JERUSALEM, July 13 (Xinhua) -- Moshe Tauber is one of many Israeli volunteers who help COVID-19 patients after getting recovery from the virus.
Moshe has recovered from COVID-19 recently. After being moderately ill for a few weeks, he has been busy ever since he recuperated. He has already donated his plasma cells to other virus patients three times and now he has a new calling.
Since last week, the 22-year-old has been volunteering at the Hadassah Medical Center in Jerusalem as part of a new initiative aimed to alleviate the plight of those hospitalized in the COVID-19-dedicated ward of the hospital.
The idea came from the director general of Hadassah, Zeev Rotstein. Rely Alon, deputy director general for nursing at the center, is in charge of implementing the program.
Most of the volunteers come through the non-profit Yad Avraham organization in the Jewish ultraorthodox Jerusalem neighborhood of Mea Shearim.
Like Moshe, other volunteers need to have recovered from the virus and their test results need to show a very high rate of COVID-19 antibodies.
Still, when they do their job, they are fully protected with the same gear as the medical staff. In addition, they have received an injection which boosts their anti-viral load in order to further immunize them.

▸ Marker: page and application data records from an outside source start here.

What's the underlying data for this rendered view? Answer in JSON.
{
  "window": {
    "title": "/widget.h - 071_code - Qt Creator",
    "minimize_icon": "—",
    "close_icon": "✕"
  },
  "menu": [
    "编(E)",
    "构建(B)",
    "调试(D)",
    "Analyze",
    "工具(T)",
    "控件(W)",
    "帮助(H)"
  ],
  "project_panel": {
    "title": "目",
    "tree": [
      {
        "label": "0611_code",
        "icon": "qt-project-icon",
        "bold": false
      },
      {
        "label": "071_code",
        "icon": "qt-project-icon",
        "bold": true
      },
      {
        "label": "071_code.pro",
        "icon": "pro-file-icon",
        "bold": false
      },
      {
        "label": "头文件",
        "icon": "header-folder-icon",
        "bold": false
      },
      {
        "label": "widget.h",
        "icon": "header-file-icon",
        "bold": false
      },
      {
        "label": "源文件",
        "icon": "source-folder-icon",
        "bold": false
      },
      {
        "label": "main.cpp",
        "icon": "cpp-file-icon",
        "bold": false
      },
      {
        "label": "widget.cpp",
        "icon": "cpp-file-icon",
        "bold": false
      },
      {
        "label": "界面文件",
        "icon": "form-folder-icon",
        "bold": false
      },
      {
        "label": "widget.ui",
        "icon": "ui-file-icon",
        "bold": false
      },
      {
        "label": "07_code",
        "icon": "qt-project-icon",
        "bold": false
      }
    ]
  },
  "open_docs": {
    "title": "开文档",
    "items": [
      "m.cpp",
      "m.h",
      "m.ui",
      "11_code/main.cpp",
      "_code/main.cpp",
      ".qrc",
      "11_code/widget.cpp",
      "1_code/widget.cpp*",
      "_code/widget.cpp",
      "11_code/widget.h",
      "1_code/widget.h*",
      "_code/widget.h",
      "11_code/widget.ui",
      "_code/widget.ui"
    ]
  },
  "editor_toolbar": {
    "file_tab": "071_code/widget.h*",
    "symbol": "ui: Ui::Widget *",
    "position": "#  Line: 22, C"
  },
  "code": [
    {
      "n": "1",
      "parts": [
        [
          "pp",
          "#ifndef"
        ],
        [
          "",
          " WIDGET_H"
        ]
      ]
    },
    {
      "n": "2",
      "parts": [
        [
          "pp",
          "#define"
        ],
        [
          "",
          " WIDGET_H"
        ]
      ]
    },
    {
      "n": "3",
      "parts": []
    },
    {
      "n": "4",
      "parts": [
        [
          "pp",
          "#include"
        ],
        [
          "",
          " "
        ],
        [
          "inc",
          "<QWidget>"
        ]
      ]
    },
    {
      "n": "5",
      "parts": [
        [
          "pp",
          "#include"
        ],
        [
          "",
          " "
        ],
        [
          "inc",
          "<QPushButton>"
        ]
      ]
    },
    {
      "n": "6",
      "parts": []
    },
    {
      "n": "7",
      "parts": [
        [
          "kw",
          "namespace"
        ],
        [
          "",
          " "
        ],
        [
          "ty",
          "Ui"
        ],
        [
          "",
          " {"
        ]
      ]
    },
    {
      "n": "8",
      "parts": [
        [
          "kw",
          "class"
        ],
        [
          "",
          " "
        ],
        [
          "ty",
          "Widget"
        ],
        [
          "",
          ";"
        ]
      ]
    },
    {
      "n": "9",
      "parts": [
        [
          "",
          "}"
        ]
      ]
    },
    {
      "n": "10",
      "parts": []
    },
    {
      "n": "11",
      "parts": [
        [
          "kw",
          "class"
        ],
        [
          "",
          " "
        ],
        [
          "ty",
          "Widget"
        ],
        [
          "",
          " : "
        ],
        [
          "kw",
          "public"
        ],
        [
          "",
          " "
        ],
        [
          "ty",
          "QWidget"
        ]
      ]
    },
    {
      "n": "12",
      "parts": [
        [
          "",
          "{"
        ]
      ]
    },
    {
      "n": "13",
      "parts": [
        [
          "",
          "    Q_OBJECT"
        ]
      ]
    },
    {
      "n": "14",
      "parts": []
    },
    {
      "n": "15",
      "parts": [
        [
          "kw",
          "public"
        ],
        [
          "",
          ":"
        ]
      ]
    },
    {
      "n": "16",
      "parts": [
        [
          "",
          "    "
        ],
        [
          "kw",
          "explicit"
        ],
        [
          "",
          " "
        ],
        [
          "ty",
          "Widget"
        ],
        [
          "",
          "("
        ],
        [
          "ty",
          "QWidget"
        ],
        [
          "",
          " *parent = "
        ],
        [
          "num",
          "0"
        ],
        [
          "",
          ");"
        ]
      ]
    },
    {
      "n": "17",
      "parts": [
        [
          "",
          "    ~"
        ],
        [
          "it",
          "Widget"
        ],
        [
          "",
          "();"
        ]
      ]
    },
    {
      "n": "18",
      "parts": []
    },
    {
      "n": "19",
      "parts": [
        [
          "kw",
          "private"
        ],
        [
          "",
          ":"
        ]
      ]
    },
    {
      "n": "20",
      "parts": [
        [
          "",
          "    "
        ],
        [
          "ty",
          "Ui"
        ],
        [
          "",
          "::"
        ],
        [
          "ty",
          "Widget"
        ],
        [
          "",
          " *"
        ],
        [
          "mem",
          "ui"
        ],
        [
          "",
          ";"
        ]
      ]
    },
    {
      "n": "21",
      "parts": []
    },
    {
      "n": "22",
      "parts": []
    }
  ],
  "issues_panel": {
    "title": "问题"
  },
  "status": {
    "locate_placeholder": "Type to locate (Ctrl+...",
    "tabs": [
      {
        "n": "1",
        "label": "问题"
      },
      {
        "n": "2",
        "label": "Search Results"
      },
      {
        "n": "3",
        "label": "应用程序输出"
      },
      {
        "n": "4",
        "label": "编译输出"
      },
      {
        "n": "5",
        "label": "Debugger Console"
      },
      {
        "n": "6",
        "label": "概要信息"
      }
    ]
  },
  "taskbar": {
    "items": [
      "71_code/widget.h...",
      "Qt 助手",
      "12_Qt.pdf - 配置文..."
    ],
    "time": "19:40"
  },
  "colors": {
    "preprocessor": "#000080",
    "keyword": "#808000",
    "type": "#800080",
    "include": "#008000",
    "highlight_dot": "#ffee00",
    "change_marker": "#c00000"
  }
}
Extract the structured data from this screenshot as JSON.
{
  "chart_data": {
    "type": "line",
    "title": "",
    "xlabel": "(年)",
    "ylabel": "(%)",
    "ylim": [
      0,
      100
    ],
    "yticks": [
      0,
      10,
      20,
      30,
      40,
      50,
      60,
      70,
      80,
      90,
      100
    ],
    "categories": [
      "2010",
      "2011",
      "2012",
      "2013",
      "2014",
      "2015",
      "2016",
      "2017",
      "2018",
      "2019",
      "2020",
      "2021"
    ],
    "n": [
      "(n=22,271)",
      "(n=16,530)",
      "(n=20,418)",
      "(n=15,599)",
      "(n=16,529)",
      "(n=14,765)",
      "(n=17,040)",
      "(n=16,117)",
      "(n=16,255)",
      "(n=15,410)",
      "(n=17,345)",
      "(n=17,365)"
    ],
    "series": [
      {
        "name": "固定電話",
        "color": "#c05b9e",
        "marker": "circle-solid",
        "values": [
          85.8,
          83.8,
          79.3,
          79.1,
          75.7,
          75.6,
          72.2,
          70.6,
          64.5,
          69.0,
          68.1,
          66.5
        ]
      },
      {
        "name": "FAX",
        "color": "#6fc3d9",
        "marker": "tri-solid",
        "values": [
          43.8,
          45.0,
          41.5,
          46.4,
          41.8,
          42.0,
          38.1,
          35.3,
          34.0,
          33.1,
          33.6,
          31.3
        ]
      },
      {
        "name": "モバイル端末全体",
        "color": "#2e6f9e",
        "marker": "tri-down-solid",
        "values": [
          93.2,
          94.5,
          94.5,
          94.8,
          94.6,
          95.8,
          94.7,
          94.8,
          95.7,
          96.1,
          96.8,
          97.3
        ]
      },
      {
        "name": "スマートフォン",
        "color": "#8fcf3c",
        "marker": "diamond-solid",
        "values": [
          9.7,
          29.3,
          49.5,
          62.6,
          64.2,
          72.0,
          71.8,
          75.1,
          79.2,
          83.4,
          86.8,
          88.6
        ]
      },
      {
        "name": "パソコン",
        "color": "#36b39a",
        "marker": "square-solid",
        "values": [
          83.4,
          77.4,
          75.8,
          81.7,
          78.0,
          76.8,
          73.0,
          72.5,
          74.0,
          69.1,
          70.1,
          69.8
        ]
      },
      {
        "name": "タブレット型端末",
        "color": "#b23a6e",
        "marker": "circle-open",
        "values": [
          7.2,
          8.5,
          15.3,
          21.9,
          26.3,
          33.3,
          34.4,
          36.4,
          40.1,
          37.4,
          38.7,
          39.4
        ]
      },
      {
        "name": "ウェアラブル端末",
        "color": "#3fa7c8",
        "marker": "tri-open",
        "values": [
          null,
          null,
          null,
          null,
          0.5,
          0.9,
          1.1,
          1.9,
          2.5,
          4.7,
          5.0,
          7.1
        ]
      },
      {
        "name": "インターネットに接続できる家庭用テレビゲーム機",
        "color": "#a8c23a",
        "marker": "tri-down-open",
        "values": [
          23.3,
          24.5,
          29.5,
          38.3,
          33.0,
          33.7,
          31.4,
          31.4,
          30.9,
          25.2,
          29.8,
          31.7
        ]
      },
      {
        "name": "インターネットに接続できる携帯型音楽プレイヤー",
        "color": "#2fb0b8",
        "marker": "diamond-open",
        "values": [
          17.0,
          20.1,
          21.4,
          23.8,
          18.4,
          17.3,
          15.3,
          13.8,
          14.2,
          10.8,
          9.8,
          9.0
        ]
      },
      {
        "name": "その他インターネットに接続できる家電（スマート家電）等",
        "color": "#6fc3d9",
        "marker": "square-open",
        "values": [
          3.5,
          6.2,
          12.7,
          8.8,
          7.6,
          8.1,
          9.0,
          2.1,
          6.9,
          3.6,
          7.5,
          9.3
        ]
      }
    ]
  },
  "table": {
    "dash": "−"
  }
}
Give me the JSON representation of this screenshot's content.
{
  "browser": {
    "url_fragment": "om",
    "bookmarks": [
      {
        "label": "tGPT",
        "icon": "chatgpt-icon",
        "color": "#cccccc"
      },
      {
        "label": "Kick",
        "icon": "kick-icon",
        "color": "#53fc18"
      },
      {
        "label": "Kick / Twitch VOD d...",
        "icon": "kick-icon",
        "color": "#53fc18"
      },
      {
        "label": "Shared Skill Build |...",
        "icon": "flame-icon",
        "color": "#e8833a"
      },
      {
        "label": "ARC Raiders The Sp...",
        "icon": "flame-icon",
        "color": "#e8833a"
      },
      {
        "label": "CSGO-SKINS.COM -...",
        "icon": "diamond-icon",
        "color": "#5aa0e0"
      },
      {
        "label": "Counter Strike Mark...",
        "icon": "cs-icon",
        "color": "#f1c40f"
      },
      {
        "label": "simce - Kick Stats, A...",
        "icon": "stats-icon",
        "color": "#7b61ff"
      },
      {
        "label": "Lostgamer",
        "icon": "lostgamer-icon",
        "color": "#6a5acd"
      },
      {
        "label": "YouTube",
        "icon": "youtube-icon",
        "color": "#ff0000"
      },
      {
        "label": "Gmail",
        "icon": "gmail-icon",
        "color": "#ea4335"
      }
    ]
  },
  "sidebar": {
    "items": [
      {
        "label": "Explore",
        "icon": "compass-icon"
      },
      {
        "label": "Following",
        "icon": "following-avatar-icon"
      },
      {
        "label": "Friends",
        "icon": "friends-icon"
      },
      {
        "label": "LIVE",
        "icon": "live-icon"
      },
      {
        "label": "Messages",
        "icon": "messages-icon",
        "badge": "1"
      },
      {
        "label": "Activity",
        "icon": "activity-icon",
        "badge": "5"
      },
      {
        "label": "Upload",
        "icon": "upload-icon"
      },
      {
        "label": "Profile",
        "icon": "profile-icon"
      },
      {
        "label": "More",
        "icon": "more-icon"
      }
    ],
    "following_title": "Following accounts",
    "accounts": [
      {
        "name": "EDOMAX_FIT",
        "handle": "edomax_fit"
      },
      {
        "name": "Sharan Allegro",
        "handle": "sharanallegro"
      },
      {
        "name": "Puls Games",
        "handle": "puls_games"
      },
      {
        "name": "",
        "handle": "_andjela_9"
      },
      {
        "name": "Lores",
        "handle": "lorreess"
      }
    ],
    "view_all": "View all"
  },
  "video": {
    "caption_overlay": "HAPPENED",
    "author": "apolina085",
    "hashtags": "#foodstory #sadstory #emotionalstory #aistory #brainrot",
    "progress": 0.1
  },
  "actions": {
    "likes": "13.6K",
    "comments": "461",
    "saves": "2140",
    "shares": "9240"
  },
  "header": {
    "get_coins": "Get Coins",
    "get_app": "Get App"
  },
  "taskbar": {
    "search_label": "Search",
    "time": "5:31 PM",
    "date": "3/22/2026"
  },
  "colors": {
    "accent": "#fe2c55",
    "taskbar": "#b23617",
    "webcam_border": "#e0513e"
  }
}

Because of the highly contagious nature of the disease, those in need of hospitalization are largely isolated. Families are not allowed to visit their relatives at all, unless they are in their dying moments. Medical staff also carefully calculate the times they approach their patients, trying to do as much as they can remotely, often through sophisticated technology that allows for distance monitoring.
Many of the patients are elderly and dependent on help for even the most basic of tasks.
"The main side-effect of this disease is loneliness," Rely Alon told Xinhua in an exclusive interview. "The patients and their families are both lonely and cannot be together," he said.
There are currently 15 volunteers, but according to Alon, the phone has not stopped ringing in recent days with people lining up to volunteer. They work for three-hour shifts, but sometimes they stay longer.
"I bring the patients their food and make them tea, but most of them just want to talk and I listen," Moshe told Xinhua, "They didn't know how to thank me, they were so emotional that I came."
Moshe helps distribute meals and make phone calls for patients who want to reach out to their loved ones.
For Moshe, the experience provides an important look into the work of the medical staff. Wearing protective gear for hours at a time is challenging. He says that after hours of having the gear on, in the Jerusalem summer, the heat is overwhelming.
"I want everyone to appreciate medical staff all over the world," he said, "They are really risking their lives."
Moshe says he will continue to volunteer as long as he is able and needed. "It gives me a great satisfaction, a great feeling to help people," he said.